*** Opening Available records ***

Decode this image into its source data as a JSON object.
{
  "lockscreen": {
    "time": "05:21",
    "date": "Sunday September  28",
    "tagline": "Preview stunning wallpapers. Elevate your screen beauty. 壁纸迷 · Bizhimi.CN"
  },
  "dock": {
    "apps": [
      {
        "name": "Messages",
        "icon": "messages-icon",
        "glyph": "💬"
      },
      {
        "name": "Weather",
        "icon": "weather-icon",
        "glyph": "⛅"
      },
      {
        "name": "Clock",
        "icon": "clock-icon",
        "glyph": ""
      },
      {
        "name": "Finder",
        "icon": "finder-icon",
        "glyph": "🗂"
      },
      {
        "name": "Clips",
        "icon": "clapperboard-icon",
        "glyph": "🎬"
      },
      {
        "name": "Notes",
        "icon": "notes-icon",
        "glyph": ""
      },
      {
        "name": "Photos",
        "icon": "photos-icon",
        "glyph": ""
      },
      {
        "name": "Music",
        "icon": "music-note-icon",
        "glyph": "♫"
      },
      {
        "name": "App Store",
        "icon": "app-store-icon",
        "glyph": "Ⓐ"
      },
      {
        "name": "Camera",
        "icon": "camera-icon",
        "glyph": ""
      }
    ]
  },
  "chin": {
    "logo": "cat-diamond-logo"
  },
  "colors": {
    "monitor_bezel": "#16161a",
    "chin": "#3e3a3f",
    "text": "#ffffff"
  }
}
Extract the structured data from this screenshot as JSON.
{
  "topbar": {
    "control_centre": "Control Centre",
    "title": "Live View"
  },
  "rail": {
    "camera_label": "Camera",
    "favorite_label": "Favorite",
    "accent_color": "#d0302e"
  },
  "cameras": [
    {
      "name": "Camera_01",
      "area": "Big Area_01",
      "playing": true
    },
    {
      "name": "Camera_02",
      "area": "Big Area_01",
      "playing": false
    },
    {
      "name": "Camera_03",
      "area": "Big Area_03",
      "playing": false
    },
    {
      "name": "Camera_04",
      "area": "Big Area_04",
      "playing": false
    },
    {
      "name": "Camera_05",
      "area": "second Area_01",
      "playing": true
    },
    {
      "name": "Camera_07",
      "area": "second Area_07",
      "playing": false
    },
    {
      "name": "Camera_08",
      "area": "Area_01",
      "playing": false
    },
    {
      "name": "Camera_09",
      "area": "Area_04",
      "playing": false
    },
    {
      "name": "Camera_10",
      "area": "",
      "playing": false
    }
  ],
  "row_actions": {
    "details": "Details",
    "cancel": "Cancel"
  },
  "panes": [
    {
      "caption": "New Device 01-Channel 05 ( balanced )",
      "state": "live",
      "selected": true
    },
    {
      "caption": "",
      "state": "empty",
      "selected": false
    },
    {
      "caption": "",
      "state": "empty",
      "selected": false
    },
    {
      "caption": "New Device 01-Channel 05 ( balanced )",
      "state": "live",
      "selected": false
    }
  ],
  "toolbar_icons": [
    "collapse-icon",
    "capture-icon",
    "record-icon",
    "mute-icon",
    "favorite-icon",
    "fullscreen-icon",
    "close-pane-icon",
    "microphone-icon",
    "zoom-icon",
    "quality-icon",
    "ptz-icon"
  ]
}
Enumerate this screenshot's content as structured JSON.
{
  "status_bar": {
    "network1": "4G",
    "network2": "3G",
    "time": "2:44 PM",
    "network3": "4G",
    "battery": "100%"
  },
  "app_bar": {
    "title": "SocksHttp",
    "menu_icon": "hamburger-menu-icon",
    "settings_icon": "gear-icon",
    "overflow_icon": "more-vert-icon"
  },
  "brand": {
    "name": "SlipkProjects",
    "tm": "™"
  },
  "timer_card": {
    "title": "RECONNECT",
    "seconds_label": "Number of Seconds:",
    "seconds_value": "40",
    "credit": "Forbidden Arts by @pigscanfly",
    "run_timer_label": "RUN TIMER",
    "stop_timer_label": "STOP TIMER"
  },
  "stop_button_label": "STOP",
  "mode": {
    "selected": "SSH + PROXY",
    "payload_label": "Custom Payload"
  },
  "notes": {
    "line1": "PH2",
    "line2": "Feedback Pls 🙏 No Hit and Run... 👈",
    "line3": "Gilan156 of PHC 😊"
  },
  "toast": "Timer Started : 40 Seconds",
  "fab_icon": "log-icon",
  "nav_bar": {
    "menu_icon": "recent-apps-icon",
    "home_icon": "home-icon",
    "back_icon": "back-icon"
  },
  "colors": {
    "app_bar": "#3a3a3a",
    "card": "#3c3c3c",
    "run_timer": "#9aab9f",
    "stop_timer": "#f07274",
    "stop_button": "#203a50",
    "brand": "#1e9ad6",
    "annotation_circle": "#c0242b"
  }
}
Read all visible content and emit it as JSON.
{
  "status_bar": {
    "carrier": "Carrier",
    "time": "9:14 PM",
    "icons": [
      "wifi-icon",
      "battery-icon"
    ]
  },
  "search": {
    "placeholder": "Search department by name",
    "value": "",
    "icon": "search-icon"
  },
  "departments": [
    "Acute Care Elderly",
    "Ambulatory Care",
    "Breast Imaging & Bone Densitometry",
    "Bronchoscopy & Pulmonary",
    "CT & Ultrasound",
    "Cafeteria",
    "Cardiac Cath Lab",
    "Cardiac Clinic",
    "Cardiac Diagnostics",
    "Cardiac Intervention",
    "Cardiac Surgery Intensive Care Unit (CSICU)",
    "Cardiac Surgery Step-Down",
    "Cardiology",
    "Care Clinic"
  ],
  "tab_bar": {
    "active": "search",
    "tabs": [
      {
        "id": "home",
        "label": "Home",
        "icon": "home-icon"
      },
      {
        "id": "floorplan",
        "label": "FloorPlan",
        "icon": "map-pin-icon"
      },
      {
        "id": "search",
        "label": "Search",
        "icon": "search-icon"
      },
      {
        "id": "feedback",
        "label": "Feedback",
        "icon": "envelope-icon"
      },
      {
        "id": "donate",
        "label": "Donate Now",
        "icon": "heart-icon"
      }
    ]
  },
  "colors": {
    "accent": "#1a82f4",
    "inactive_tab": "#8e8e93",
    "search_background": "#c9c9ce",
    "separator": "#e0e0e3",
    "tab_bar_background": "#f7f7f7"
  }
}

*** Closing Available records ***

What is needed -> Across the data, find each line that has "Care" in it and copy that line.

Problem solution ->
    "Acute Care Elderly",
    "Ambulatory Care",
    "Cardiac Surgery Intensive Care Unit (CSICU)",
    "Care Clinic"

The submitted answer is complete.